I’m a smaller woman than I used to be
and generous with myself pouring coffee
licking banana bread batter
staining my hands with graphite
I cherish carbon-on-carbon
the kind of action you’d like to see
shedding cells mixed
with mite dust and pollen
my castoff life is
leftovers I forget
to slough off in the mornings
I’m trying to reabsorb the world
take on mass and give my flesh
a thrill from the inside out—
those gaps where you’re still there
digging in, dirty fingernails and all
that suppleness attempting
to push away and down
DO NOT CONSUME RAW
At Target I browse the seasonal produce, eyeing
the warning label on the shrink-wrapped rhubarb.
I think about tearing open the package right there
and chewing the stalks like a cow with her favorite cud.
Those precautions signal the kind of rage in me
that ends with me screaming in my car. Sometimes

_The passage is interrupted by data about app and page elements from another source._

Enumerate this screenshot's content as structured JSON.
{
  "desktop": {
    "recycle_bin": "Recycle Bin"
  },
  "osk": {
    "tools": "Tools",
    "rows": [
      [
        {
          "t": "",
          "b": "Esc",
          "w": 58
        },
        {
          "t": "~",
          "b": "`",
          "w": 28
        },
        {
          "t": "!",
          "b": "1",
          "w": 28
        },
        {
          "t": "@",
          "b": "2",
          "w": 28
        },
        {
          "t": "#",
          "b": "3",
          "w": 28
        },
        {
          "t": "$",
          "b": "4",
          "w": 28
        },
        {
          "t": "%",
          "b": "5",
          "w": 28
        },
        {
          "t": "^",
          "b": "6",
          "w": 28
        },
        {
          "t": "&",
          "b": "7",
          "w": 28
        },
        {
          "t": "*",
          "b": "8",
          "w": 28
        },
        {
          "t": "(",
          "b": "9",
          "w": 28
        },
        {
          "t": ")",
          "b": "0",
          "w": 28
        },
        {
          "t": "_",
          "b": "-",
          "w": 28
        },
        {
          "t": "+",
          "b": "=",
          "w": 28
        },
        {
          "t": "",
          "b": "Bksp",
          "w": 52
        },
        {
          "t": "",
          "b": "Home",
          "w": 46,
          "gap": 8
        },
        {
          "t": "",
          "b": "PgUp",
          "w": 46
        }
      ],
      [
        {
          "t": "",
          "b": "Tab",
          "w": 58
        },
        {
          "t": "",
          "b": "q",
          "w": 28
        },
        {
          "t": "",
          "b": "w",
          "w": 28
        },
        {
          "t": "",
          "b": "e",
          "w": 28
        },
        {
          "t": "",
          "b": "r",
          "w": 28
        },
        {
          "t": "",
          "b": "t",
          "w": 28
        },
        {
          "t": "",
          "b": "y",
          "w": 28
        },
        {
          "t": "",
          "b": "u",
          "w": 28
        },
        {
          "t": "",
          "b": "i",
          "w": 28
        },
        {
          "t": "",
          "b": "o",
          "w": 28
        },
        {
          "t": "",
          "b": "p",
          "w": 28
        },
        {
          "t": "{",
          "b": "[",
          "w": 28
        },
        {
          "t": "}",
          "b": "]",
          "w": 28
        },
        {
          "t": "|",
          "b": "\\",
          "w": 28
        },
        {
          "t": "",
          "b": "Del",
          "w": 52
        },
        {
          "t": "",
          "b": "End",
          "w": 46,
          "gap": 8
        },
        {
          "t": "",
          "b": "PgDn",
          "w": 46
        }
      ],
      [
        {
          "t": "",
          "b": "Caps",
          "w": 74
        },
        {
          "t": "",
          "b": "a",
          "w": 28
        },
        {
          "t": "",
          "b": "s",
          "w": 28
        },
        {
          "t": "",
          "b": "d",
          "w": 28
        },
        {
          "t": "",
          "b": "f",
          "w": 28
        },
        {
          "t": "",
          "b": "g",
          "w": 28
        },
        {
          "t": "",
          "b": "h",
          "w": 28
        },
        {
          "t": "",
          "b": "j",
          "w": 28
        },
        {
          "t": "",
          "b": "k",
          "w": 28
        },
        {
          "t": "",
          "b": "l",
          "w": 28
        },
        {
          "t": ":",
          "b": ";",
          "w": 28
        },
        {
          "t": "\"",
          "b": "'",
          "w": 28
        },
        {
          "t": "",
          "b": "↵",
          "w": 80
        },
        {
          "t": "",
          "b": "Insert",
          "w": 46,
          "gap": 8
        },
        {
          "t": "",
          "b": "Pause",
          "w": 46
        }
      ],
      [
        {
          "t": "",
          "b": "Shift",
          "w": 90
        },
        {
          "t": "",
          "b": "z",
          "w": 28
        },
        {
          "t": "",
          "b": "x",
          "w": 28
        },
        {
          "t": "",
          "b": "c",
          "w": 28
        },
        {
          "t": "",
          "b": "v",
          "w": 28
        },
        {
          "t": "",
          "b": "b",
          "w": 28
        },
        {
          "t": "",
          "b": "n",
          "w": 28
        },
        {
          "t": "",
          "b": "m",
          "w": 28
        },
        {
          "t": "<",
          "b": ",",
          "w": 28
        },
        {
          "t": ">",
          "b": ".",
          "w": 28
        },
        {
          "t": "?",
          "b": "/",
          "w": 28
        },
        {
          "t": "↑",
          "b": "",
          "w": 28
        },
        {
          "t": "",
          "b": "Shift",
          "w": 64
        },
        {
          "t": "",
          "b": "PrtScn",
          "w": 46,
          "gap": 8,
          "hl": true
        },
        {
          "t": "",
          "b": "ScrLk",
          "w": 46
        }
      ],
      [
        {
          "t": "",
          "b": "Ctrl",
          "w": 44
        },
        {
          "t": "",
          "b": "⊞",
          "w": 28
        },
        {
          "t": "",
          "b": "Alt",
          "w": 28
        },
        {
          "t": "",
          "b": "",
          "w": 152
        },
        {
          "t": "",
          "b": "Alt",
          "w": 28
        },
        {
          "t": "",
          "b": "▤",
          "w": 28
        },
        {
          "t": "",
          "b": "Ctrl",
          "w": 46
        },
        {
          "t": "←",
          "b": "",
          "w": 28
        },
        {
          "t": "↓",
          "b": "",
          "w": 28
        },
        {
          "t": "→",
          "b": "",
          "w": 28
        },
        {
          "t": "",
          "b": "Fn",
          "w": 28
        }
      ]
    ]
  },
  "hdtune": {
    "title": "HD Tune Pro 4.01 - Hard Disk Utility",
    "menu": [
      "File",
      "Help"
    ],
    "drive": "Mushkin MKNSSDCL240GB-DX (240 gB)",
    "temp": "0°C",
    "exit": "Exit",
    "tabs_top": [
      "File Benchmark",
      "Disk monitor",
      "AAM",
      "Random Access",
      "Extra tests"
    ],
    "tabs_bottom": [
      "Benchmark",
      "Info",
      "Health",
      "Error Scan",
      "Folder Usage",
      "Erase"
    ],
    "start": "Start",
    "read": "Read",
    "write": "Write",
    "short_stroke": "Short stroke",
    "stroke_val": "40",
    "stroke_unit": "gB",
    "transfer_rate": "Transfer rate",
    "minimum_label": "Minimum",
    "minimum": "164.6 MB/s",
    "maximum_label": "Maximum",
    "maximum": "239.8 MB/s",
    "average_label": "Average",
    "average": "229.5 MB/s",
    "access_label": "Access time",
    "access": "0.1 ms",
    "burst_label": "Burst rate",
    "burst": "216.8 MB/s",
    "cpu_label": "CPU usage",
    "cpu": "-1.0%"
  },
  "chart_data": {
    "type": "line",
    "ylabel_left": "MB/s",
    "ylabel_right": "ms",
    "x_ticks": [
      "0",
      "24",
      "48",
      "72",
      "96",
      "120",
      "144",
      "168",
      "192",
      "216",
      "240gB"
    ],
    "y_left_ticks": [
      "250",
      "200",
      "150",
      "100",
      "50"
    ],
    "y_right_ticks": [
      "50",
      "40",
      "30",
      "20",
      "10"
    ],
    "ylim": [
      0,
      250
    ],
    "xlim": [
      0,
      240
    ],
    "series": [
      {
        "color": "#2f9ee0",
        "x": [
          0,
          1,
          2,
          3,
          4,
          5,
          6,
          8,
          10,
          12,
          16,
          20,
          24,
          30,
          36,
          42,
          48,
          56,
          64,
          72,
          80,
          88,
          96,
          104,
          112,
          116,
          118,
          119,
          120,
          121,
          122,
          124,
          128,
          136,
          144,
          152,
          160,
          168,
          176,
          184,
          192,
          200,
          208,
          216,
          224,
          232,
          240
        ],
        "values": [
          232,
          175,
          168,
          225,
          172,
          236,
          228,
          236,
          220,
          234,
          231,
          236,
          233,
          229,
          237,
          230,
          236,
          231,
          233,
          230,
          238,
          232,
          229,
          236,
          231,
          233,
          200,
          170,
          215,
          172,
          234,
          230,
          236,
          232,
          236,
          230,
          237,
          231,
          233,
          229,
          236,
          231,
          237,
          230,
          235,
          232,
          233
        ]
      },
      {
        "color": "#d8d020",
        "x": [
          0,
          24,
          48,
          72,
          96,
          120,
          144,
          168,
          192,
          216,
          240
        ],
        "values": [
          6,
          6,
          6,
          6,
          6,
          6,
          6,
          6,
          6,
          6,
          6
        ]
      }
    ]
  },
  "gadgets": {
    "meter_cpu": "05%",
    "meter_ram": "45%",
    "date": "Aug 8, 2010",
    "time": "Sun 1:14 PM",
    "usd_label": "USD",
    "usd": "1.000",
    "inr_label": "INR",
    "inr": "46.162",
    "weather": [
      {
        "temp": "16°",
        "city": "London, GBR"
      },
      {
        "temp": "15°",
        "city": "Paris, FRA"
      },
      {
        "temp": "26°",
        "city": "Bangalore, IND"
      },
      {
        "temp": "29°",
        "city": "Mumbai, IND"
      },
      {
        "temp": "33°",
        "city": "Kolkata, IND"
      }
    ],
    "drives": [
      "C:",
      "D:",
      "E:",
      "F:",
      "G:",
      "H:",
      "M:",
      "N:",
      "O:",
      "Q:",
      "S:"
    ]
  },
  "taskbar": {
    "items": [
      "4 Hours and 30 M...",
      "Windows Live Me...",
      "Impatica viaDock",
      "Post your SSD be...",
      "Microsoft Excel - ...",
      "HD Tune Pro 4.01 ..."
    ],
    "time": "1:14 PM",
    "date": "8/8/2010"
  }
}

I let the man I’m seeing in there with the sound
to see if he’ll stick around. They all have—it’s usually
something, or someone else. I always have another
lined up next, like I’m playing pinball and have
50 cents handy for each silver ball.
A thousand quarters, that many scoreless turns.
I push the button as many times as I can. I poke holes
in the plastic. I want the rhubarb to age, the balls to keep
moving. I’m tired of trying to pause time. One of these
days I’ll stop with the night cream, face masks,
hemp lotion, argan oil, BB and CC and SPF. I need
exposure to speed up the process. Rinse. Repeat.
Alyse Bensel’s poems have most recently appeared or are forthcoming in The Adroit Journal, Zone 3, burntdistrict, New South, Bone Bouquet, and elsewhere. She is the author of the poetry chapbooks Not of Their Own Making (dancing girl press) and Shift (Plan B Press) and serves as the Book Reviews Editor at The Los Angeles Review. A PhD candidate in creative writing at the University of Kansas, she lives in Lawrence.